Forskolin is an extract of coleus forskohlii, a pretty little plant that you see all over the place in pots in people’s houses. In nature, it grows in the mountains of India, Nepal and Thailand. It has a long history with traditional medicine modalities such as Ayurveda. In these modalities, it is used to treat cardiovascular disease, eczema, abdominal colic, respiratory disorders, painful urination, insomnia and convulsions. In fact the supplement forskolin is recommended for these, too.
Wikipedia refers to the various traditional modalities as quackery and “pseudoscience,” but some scientists were clearly interested enough in the plant to do a lot of research. Murray, in his book The HealingPower of Herbs, that Andy Cutler liked so much, lists 34 studies in the footnotes of his article on forskolin.

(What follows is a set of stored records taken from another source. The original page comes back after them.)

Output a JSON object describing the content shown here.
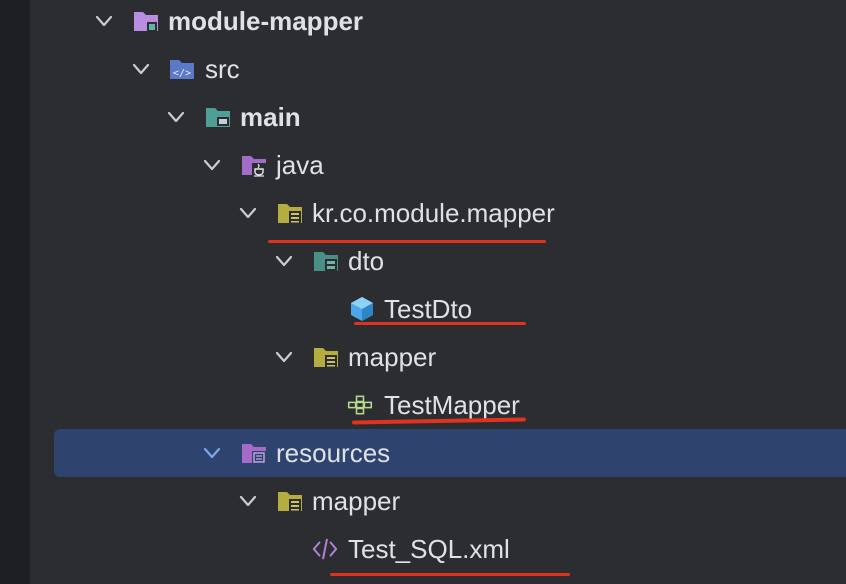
{
  "project_tree": {
    "nodes": [
      {
        "label": "module-mapper",
        "icon": "module-folder-icon",
        "expanded": true,
        "depth": 0
      },
      {
        "label": "src",
        "icon": "source-folder-icon",
        "expanded": true,
        "depth": 1
      },
      {
        "label": "main",
        "icon": "main-folder-icon",
        "expanded": true,
        "depth": 2
      },
      {
        "label": "java",
        "icon": "java-sources-folder-icon",
        "expanded": true,
        "depth": 3
      },
      {
        "label": "kr.co.module.mapper",
        "icon": "package-icon",
        "expanded": true,
        "depth": 4
      },
      {
        "label": "dto",
        "icon": "package-icon",
        "expanded": true,
        "depth": 5
      },
      {
        "label": "TestDto",
        "icon": "record-class-icon",
        "depth": 6
      },
      {
        "label": "mapper",
        "icon": "package-icon",
        "expanded": true,
        "depth": 5
      },
      {
        "label": "TestMapper",
        "icon": "mybatis-mapper-icon",
        "depth": 6
      },
      {
        "label": "resources",
        "icon": "resources-folder-icon",
        "expanded": true,
        "selected": true,
        "depth": 3
      },
      {
        "label": "mapper",
        "icon": "package-icon",
        "expanded": true,
        "depth": 4
      },
      {
        "label": "Test_SQL.xml",
        "icon": "xml-file-icon",
        "depth": 5
      }
    ]
  },
  "colors": {
    "background": "#2b2d30",
    "selection": "#2e436e",
    "annotation_underline": "#e0321f",
    "text": "#dfe1e5"
  }
}
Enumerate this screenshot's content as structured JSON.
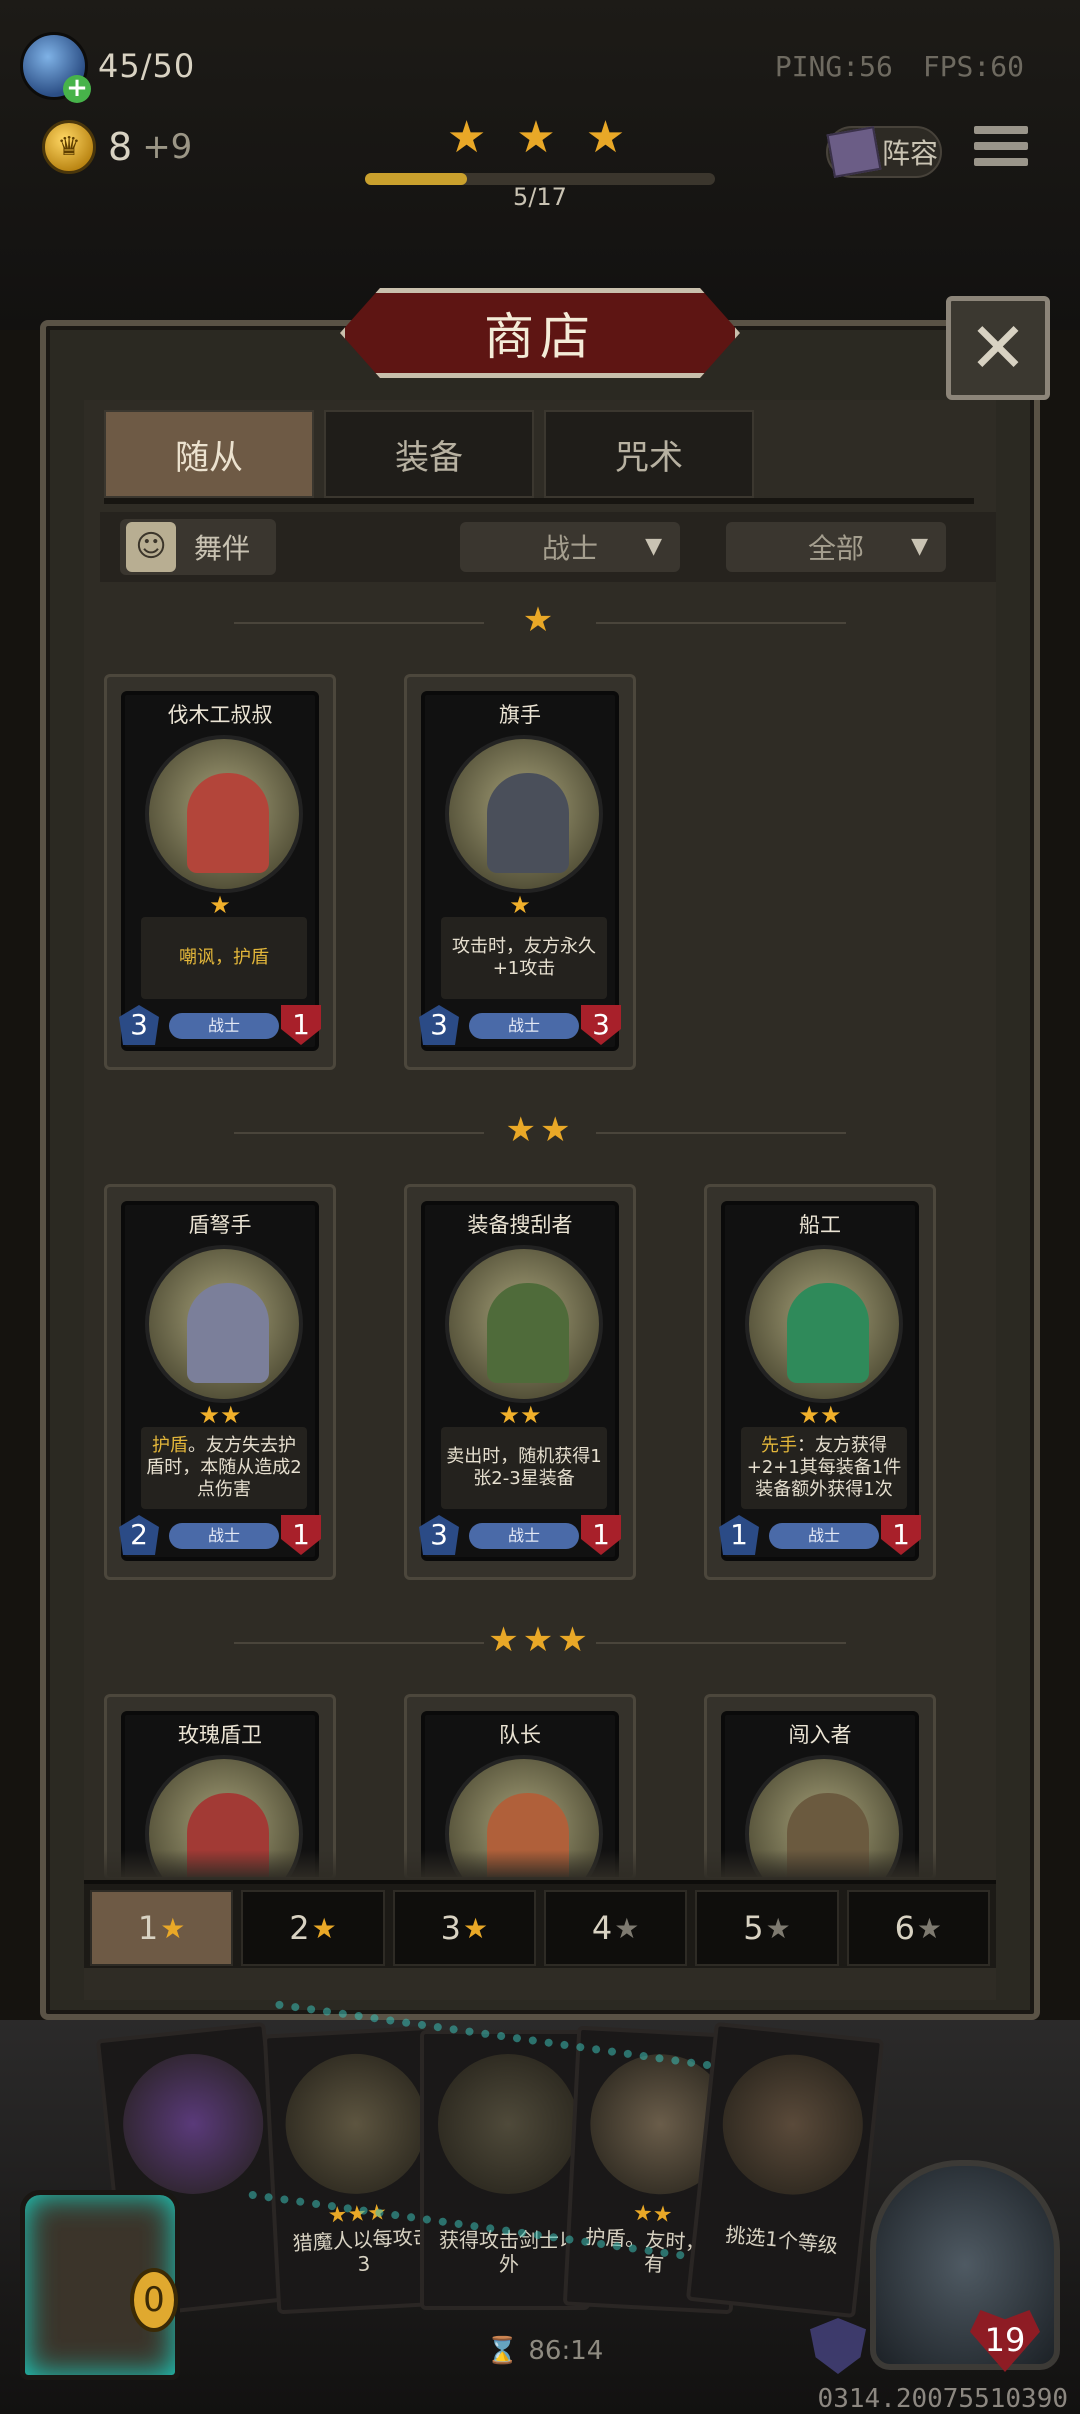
{
  "hud": {
    "health": "45/50",
    "gold": "8",
    "gold_income": "+9",
    "ping": "PING:56",
    "fps": "FPS:60",
    "roster_label": "阵容",
    "stage_stars": "★ ★ ★",
    "stage_progress_text": "5/17",
    "stage_progress": 0.29
  },
  "shop": {
    "title": "商店",
    "close_glyph": "✕",
    "tabs": [
      "随从",
      "装备",
      "咒术"
    ],
    "active_tab": 0,
    "filter_label": "舞伴",
    "dropdown_class": "战士",
    "dropdown_all": "全部"
  },
  "tiers": {
    "t1_stars": "★",
    "t2_stars": "★★",
    "t3_stars": "★★★"
  },
  "cards": [
    {
      "name": "伐木工叔叔",
      "stars": "★",
      "desc_hl": "嘲讽，护盾",
      "desc": "",
      "atk": "3",
      "hp": "1",
      "tribe": "战士",
      "color": "#b3453a"
    },
    {
      "name": "旗手",
      "stars": "★",
      "desc_hl": "",
      "desc": "攻击时，友方永久+1攻击",
      "atk": "3",
      "hp": "3",
      "tribe": "战士",
      "color": "#4a4f5a"
    },
    {
      "name": "盾弩手",
      "stars": "★★",
      "desc_hl": "护盾",
      "desc": "。友方失去护盾时，本随从造成2点伤害",
      "atk": "2",
      "hp": "1",
      "tribe": "战士",
      "color": "#7b7f9a"
    },
    {
      "name": "装备搜刮者",
      "stars": "★★",
      "desc_hl": "",
      "desc": "卖出时，随机获得1张2-3星装备",
      "atk": "3",
      "hp": "1",
      "tribe": "战士",
      "color": "#4f6b3a"
    },
    {
      "name": "船工",
      "stars": "★★",
      "desc_hl": "先手",
      "desc": "：友方获得+2+1其每装备1件装备额外获得1次",
      "atk": "1",
      "hp": "1",
      "tribe": "战士",
      "color": "#2f8a5a"
    },
    {
      "name": "玫瑰盾卫",
      "stars": "★★★",
      "desc_hl": "",
      "desc": "",
      "atk": "",
      "hp": "",
      "tribe": "",
      "color": "#a23a35"
    },
    {
      "name": "队长",
      "stars": "★★★",
      "desc_hl": "",
      "desc": "",
      "atk": "",
      "hp": "",
      "tribe": "",
      "color": "#b0603a"
    },
    {
      "name": "闯入者",
      "stars": "★★★",
      "desc_hl": "",
      "desc": "",
      "atk": "",
      "hp": "",
      "tribe": "",
      "color": "#6b5a3f"
    }
  ],
  "tier_tabs": [
    "1",
    "2",
    "3",
    "4",
    "5",
    "6"
  ],
  "active_tier_tab": 0,
  "bottom": {
    "hand": [
      {
        "stars": "",
        "text": "",
        "color": "#5a3a7a"
      },
      {
        "stars": "★★★",
        "text": "猎魔人以每攻击3",
        "color": "#5d5540"
      },
      {
        "stars": "",
        "text": "获得攻击剑士以外",
        "color": "#4f4a3a"
      },
      {
        "stars": "★★",
        "text": "护盾。友时，所有",
        "color": "#6a5d4a"
      },
      {
        "stars": "",
        "text": "挑选1个等级",
        "color": "#5a4a3a"
      }
    ],
    "chest_count": "0",
    "timer": "86:14",
    "hero_hp": "19",
    "session_id": "0314.20075510390"
  }
}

In a normally functioning body, a stimulatory hormone, such as adrenaline, which is referred to as a “first messenger,” binds to a receptor site on a cell wall and causes the enzyme adenylate cyclase to be produced. Adenylate cyclase then goes on to get the cell to ramp up production of cyclic adenosine monophosphate or cAMP. cAMP is referred to as a “second messenger,” and in this case, the adrenaline would be a “first messenger.” Murray tells us that cAMP “is perhaps the most important cell regulating compound.” Once it is formed, and depending on which cells in which part of the body, it activates many other enzymes that perform other cellular functions.

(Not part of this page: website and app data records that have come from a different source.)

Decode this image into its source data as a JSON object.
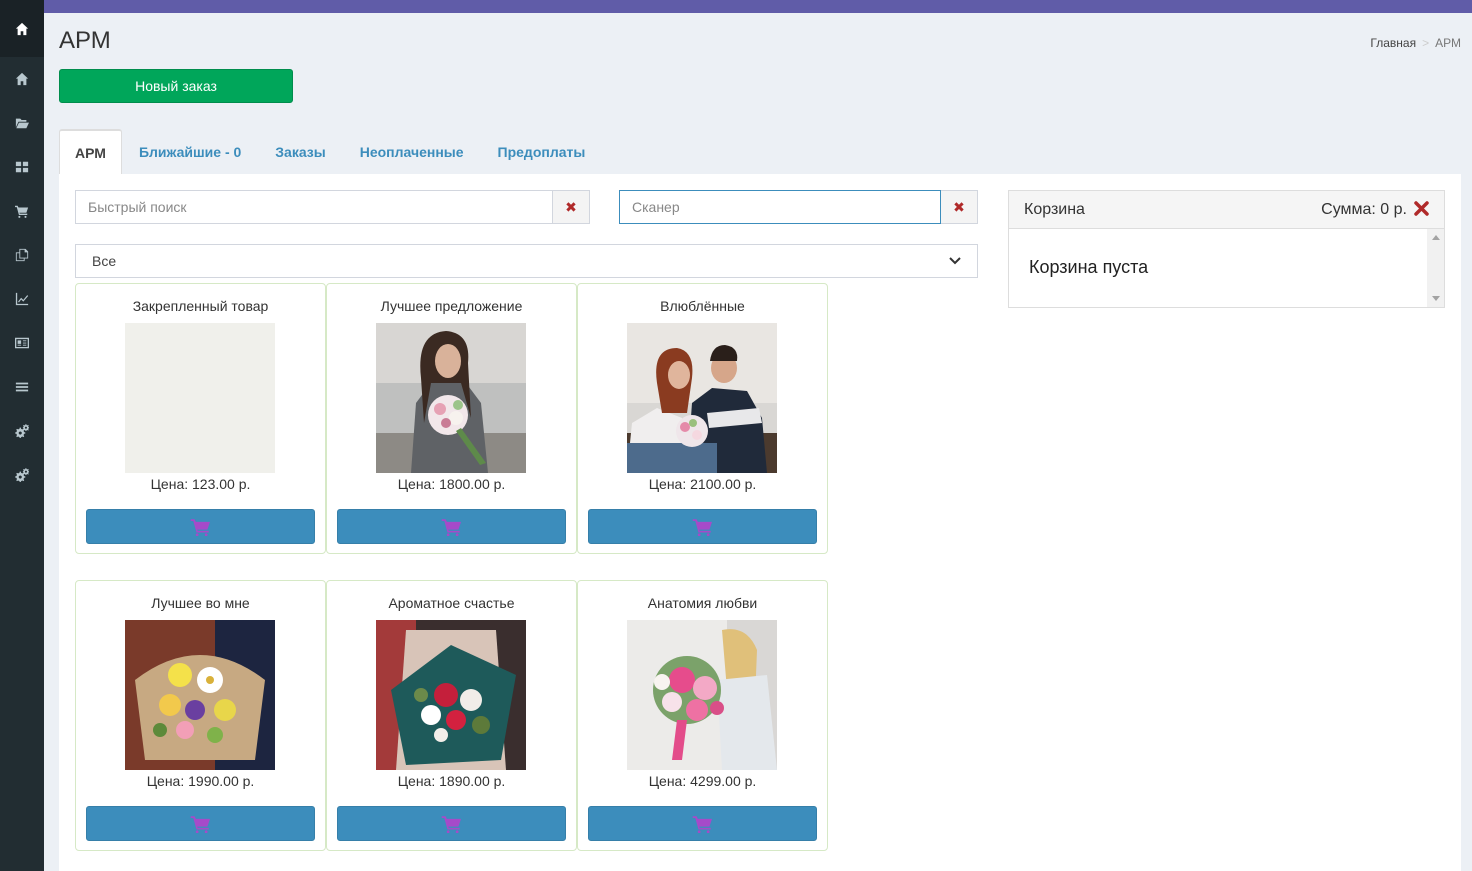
{
  "header": {
    "title": "АРМ",
    "breadcrumb": {
      "home": "Главная",
      "separator": ">",
      "current": "АРМ"
    }
  },
  "actions": {
    "new_order": "Новый заказ"
  },
  "tabs": [
    {
      "label": "АРМ",
      "active": true
    },
    {
      "label": "Ближайшие - 0"
    },
    {
      "label": "Заказы"
    },
    {
      "label": "Неоплаченные"
    },
    {
      "label": "Предоплаты"
    }
  ],
  "search": {
    "quick_placeholder": "Быстрый поиск",
    "scanner_placeholder": "Сканер",
    "clear_glyph": "✖"
  },
  "filter": {
    "selected": "Все"
  },
  "products": [
    {
      "name": "Закрепленный товар",
      "price": "Цена: 123.00 р.",
      "image": "blank"
    },
    {
      "name": "Лучшее предложение",
      "price": "Цена: 1800.00 р.",
      "image": "woman-with-bouquet"
    },
    {
      "name": "Влюблённые",
      "price": "Цена: 2100.00 р.",
      "image": "couple-with-flowers"
    },
    {
      "name": "Лучшее во мне",
      "price": "Цена: 1990.00 р.",
      "image": "yellow-bouquet"
    },
    {
      "name": "Ароматное счастье",
      "price": "Цена: 1890.00 р.",
      "image": "red-white-bouquet"
    },
    {
      "name": "Анатомия любви",
      "price": "Цена: 4299.00 р.",
      "image": "pink-peony-bouquet"
    }
  ],
  "cart": {
    "title": "Корзина",
    "sum_label": "Сумма: 0 р.",
    "empty_text": "Корзина пуста"
  },
  "sidebar": {
    "icons": [
      "home-icon",
      "home-icon",
      "folder-open-icon",
      "dashboard-icon",
      "shopping-cart-icon",
      "copy-icon",
      "line-chart-icon",
      "id-card-icon",
      "list-icon",
      "cogs-icon",
      "cogs-icon"
    ]
  },
  "colors": {
    "accent": "#605ca8",
    "success": "#00a65a",
    "primary": "#3c8dbc",
    "sidebar": "#222d32",
    "danger": "#b02a2a"
  }
}
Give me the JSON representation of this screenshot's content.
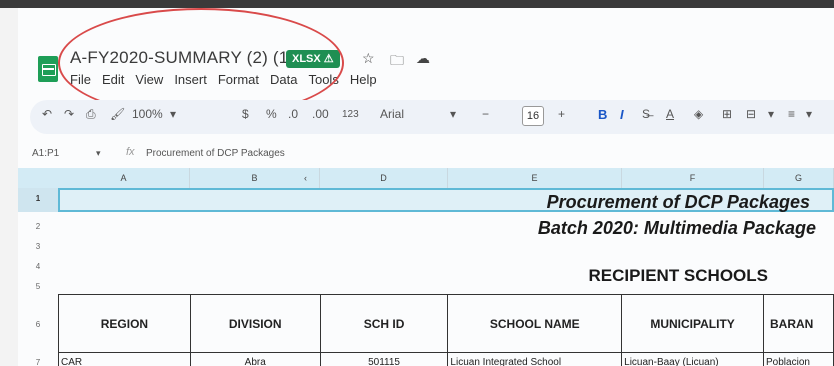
{
  "header": {
    "title": "A-FY2020-SUMMARY (2) (1)",
    "badge": "XLSX ⚠",
    "menu": [
      "File",
      "Edit",
      "View",
      "Insert",
      "Format",
      "Data",
      "Tools",
      "Help"
    ]
  },
  "toolbar": {
    "zoom": "100%",
    "currency": "$",
    "percent": "%",
    "dec_decrease": ".0",
    "dec_increase": ".00",
    "number_format": "123",
    "font": "Arial",
    "font_size": "16",
    "bold": "B",
    "italic": "I"
  },
  "formula_bar": {
    "name_box": "A1:P1",
    "fx": "fx",
    "content": "Procurement of DCP Packages"
  },
  "grid": {
    "columns": [
      "A",
      "B",
      "‹ ›",
      "D",
      "E",
      "F",
      "G"
    ],
    "row_numbers": [
      "1",
      "2",
      "3",
      "4",
      "5",
      "6",
      "7"
    ],
    "titles": {
      "line1": "Procurement of DCP Packages",
      "line2": "Batch 2020: Multimedia Package",
      "line3": "RECIPIENT SCHOOLS"
    },
    "table_headers": [
      "REGION",
      "DIVISION",
      "SCH ID",
      "SCHOOL NAME",
      "MUNICIPALITY",
      "BARAN"
    ],
    "rows": [
      [
        "CAR",
        "Abra",
        "501115",
        "Licuan Integrated School",
        "Licuan-Baay (Licuan)",
        "Poblacion"
      ]
    ]
  }
}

Forskolin bypasses the need for direct hormone activation of the cell walls to increase adenylate cyclase so the cAMP is produced as though there were higher levels of “first messengers” such as neurotransmitters and hormones kicking around. Forskolin can be helpful to toxic people because mercury interferes with the production of neurotransmitters and hormones and on top of that deactivates adenylate cyclase itself.
There are many conditions that are thought to be caused by low intracellular cAMP levels and for which forskolin may be useful. These include, according to Murray, eczema, asthma, psoriasis, angina and hypertension. Andy notes that forskolin “turns down the ‘allergic type’ part of the immune response in favor of turning up other parts.” I was interested to read about how current treatments for asthma, for instance, use substances like corticosteroids to bind to cell receptors to get them to produce adenylate cyclase and consequently more cAMP. Presumably one could take forskolin to do this instead of the steroids. Forskolin winds up causing the smooth muscles that cause spasms in asthma to relax and Murray suggests using it instead of or in conjunction with standard therapies.
Along with allergic conditions, forskolin has been found useful in treating psoriasis. Two studies found that it was useful in treating glaucoma when applied directly to the eyes. The increased levels of cAMP that is caused in the cells of the cardiovascular system has been shown in studies to improve cardiovascular diseases such as hypertension, congestive heart failure and angina.
In Amalgam Illness, Andy Cutler writes that forskolin increases thyroid hormone production, increases nutrient absorption in the small intestine and can be useful for people wishing to lose weight because it stimulates fat burning or lypolisis. He says, “forskolin generally makes you feel more together, less anxious, less volatile, etc.” (I am guessing he is speaking from personal experience here.)